● Assigned task: Set each line of the data down exactly, please.

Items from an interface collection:
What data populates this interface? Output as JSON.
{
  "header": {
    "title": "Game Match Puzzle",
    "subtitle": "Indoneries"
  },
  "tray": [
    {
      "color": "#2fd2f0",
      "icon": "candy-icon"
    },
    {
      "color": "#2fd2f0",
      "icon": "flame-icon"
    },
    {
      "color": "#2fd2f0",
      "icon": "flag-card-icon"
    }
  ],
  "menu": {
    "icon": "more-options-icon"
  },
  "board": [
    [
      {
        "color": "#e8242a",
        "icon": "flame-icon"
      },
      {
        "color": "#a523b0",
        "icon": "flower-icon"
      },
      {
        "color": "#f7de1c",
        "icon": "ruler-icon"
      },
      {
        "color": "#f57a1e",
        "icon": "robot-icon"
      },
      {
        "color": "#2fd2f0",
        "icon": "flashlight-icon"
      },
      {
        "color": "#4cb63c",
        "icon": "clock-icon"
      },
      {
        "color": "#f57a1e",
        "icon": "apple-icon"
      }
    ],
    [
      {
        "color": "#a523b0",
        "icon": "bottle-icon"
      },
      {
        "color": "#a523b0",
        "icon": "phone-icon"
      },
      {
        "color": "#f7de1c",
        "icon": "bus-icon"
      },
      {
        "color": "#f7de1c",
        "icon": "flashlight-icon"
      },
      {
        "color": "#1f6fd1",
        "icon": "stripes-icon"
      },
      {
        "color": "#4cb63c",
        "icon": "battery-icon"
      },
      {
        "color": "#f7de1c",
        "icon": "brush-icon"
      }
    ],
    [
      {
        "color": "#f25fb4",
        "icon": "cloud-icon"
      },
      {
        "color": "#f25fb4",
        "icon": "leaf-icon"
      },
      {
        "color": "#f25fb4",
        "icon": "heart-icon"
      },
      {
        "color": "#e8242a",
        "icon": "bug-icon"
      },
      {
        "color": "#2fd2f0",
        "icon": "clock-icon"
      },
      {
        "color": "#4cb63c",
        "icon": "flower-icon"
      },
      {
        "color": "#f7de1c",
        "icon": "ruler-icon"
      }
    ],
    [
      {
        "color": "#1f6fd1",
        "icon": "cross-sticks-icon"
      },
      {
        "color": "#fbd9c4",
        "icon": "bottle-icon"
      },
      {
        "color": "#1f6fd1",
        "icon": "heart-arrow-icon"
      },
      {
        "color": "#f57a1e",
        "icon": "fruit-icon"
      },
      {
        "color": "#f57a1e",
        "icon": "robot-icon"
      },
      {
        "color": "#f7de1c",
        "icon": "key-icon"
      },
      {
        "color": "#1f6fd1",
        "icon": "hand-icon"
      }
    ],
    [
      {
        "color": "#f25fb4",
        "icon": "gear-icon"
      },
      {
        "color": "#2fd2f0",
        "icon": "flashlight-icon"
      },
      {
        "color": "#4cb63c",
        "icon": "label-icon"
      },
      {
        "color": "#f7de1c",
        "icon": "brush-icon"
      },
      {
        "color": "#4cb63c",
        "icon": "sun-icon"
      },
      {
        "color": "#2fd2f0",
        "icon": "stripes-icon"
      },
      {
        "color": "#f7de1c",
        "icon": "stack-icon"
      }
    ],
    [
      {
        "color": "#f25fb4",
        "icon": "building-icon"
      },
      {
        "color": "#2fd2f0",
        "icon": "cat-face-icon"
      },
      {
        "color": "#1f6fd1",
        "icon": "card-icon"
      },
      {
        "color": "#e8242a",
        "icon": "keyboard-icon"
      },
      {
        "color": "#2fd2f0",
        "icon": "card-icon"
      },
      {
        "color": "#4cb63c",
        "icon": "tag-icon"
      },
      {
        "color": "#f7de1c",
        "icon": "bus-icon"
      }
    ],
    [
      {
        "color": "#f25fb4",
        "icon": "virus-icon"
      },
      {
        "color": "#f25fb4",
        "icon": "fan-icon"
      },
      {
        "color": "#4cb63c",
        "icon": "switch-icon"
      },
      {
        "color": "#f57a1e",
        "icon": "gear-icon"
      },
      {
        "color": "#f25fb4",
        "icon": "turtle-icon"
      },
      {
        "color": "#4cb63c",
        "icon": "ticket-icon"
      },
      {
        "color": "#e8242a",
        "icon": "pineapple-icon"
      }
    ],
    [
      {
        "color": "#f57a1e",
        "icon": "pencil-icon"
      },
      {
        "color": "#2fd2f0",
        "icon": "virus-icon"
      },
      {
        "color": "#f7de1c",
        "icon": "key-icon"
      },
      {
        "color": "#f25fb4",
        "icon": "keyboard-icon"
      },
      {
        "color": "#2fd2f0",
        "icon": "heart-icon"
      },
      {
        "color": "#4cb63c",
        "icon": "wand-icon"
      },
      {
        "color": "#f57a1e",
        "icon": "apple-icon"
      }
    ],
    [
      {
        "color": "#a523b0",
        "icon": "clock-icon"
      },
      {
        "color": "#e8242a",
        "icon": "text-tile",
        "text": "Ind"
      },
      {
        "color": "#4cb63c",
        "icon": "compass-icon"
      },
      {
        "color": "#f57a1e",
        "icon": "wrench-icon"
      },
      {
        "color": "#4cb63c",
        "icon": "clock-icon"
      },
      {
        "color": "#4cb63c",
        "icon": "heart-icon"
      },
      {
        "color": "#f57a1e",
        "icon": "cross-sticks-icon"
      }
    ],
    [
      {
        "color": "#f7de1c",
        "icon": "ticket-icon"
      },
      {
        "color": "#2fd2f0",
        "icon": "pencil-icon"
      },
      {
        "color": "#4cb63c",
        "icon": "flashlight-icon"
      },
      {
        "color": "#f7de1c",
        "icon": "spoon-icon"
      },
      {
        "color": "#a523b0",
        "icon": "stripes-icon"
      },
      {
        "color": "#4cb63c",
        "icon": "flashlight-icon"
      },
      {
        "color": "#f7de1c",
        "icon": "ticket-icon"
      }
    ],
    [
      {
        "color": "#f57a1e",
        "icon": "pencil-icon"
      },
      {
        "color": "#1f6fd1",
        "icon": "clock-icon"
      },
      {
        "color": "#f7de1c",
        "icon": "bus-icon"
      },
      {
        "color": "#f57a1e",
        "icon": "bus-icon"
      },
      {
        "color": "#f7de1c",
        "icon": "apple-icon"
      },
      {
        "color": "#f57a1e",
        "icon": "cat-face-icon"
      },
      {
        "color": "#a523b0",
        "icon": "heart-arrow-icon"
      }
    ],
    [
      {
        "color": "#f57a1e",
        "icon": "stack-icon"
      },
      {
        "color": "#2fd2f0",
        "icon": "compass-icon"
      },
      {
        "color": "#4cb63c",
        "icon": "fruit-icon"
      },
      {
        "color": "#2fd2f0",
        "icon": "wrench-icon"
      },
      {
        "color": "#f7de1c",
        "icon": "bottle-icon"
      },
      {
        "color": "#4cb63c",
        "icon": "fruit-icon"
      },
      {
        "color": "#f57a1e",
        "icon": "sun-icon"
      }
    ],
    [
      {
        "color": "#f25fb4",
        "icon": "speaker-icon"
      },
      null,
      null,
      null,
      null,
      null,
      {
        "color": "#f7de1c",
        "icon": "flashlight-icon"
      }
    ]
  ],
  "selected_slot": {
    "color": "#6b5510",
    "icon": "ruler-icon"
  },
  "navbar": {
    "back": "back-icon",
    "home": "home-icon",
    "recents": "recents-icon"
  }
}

● Response:
What data populates this interface? Output as JSON.
{
  "header": {
    "title": "Game Match Puzzle",
    "subtitle": "Indoneries"
  },
  "tray": [
    {
      "color": "#2fd2f0",
      "icon": "candy-icon"
    },
    {
      "color": "#2fd2f0",
      "icon": "flame-icon"
    },
    {
      "color": "#2fd2f0",
      "icon": "flag-card-icon"
    }
  ],
  "menu": {
    "icon": "more-options-icon"
  },
  "board": [
    [
      {
        "color": "#e8242a",
        "icon": "flame-icon"
      },
      {
        "color": "#a523b0",
        "icon": "flower-icon"
      },
      {
        "color": "#f7de1c",
        "icon": "ruler-icon"
      },
      {
        "color": "#f57a1e",
        "icon": "robot-icon"
      },
      {
        "color": "#2fd2f0",
        "icon": "flashlight-icon"
      },
      {
        "color": "#4cb63c",
        "icon": "clock-icon"
      },
      {
        "color": "#f57a1e",
        "icon": "apple-icon"
      }
    ],
    [
      {
        "color": "#a523b0",
        "icon": "bottle-icon"
      },
      {
        "color": "#a523b0",
        "icon": "phone-icon"
      },
      {
        "color": "#f7de1c",
        "icon": "bus-icon"
      },
      {
        "color": "#f7de1c",
        "icon": "flashlight-icon"
      },
      {
        "color": "#1f6fd1",
        "icon": "stripes-icon"
      },
      {
        "color": "#4cb63c",
        "icon": "battery-icon"
      },
      {
        "color": "#f7de1c",
        "icon": "brush-icon"
      }
    ],
    [
      {
        "color": "#f25fb4",
        "icon": "cloud-icon"
      },
      {
        "color": "#f25fb4",
        "icon": "leaf-icon"
      },
      {
        "color": "#f25fb4",
        "icon": "heart-icon"
      },
      {
        "color": "#e8242a",
        "icon": "bug-icon"
      },
      {
        "color": "#2fd2f0",
        "icon": "clock-icon"
      },
      {
        "color": "#4cb63c",
        "icon": "flower-icon"
      },
      {
        "color": "#f7de1c",
        "icon": "ruler-icon"
      }
    ],
    [
      {
        "color": "#1f6fd1",
        "icon": "cross-sticks-icon"
      },
      {
        "color": "#fbd9c4",
        "icon": "bottle-icon"
      },
      {
        "color": "#1f6fd1",
        "icon": "heart-arrow-icon"
      },
      {
        "color": "#f57a1e",
        "icon": "fruit-icon"
      },
      {
        "color": "#f57a1e",
        "icon": "robot-icon"
      },
      {
        "color": "#f7de1c",
        "icon": "key-icon"
      },
      {
        "color": "#1f6fd1",
        "icon": "hand-icon"
      }
    ],
    [
      {
        "color": "#f25fb4",
        "icon": "gear-icon"
      },
      {
        "color": "#2fd2f0",
        "icon": "flashlight-icon"
      },
      {
        "color": "#4cb63c",
        "icon": "label-icon"
      },
      {
        "color": "#f7de1c",
        "icon": "brush-icon"
      },
      {
        "color": "#4cb63c",
        "icon": "sun-icon"
      },
      {
        "color": "#2fd2f0",
        "icon": "stripes-icon"
      },
      {
        "color": "#f7de1c",
        "icon": "stack-icon"
      }
    ],
    [
      {
        "color": "#f25fb4",
        "icon": "building-icon"
      },
      {
        "color": "#2fd2f0",
        "icon": "cat-face-icon"
      },
      {
        "color": "#1f6fd1",
        "icon": "card-icon"
      },
      {
        "color": "#e8242a",
        "icon": "keyboard-icon"
      },
      {
        "color": "#2fd2f0",
        "icon": "card-icon"
      },
      {
        "color": "#4cb63c",
        "icon": "tag-icon"
      },
      {
        "color": "#f7de1c",
        "icon": "bus-icon"
      }
    ],
    [
      {
        "color": "#f25fb4",
        "icon": "virus-icon"
      },
      {
        "color": "#f25fb4",
        "icon": "fan-icon"
      },
      {
        "color": "#4cb63c",
        "icon": "switch-icon"
      },
      {
        "color": "#f57a1e",
        "icon": "gear-icon"
      },
      {
        "color": "#f25fb4",
        "icon": "turtle-icon"
      },
      {
        "color": "#4cb63c",
        "icon": "ticket-icon"
      },
      {
        "color": "#e8242a",
        "icon": "pineapple-icon"
      }
    ],
    [
      {
        "color": "#f57a1e",
        "icon": "pencil-icon"
      },
      {
        "color": "#2fd2f0",
        "icon": "virus-icon"
      },
      {
        "color": "#f7de1c",
        "icon": "key-icon"
      },
      {
        "color": "#f25fb4",
        "icon": "keyboard-icon"
      },
      {
        "color": "#2fd2f0",
        "icon": "heart-icon"
      },
      {
        "color": "#4cb63c",
        "icon": "wand-icon"
      },
      {
        "color": "#f57a1e",
        "icon": "apple-icon"
      }
    ],
    [
      {
        "color": "#a523b0",
        "icon": "clock-icon"
      },
      {
        "color": "#e8242a",
        "icon": "text-tile",
        "text": "Ind"
      },
      {
        "color": "#4cb63c",
        "icon": "compass-icon"
      },
      {
        "color": "#f57a1e",
        "icon": "wrench-icon"
      },
      {
        "color": "#4cb63c",
        "icon": "clock-icon"
      },
      {
        "color": "#4cb63c",
        "icon": "heart-icon"
      },
      {
        "color": "#f57a1e",
        "icon": "cross-sticks-icon"
      }
    ],
    [
      {
        "color": "#f7de1c",
        "icon": "ticket-icon"
      },
      {
        "color": "#2fd2f0",
        "icon": "pencil-icon"
      },
      {
        "color": "#4cb63c",
        "icon": "flashlight-icon"
      },
      {
        "color": "#f7de1c",
        "icon": "spoon-icon"
      },
      {
        "color": "#a523b0",
        "icon": "stripes-icon"
      },
      {
        "color": "#4cb63c",
        "icon": "flashlight-icon"
      },
      {
        "color": "#f7de1c",
        "icon": "ticket-icon"
      }
    ],
    [
      {
        "color": "#f57a1e",
        "icon": "pencil-icon"
      },
      {
        "color": "#1f6fd1",
        "icon": "clock-icon"
      },
      {
        "color": "#f7de1c",
        "icon": "bus-icon"
      },
      {
        "color": "#f57a1e",
        "icon": "bus-icon"
      },
      {
        "color": "#f7de1c",
        "icon": "apple-icon"
      },
      {
        "color": "#f57a1e",
        "icon": "cat-face-icon"
      },
      {
        "color": "#a523b0",
        "icon": "heart-arrow-icon"
      }
    ],
    [
      {
        "color": "#f57a1e",
        "icon": "stack-icon"
      },
      {
        "color": "#2fd2f0",
        "icon": "compass-icon"
      },
      {
        "color": "#4cb63c",
        "icon": "fruit-icon"
      },
      {
        "color": "#2fd2f0",
        "icon": "wrench-icon"
      },
      {
        "color": "#f7de1c",
        "icon": "bottle-icon"
      },
      {
        "color": "#4cb63c",
        "icon": "fruit-icon"
      },
      {
        "color": "#f57a1e",
        "icon": "sun-icon"
      }
    ],
    [
      {
        "color": "#f25fb4",
        "icon": "speaker-icon"
      },
      null,
      null,
      null,
      null,
      null,
      {
        "color": "#f7de1c",
        "icon": "flashlight-icon"
      }
    ]
  ],
  "selected_slot": {
    "color": "#6b5510",
    "icon": "ruler-icon"
  },
  "navbar": {
    "back": "back-icon",
    "home": "home-icon",
    "recents": "recents-icon"
  }
}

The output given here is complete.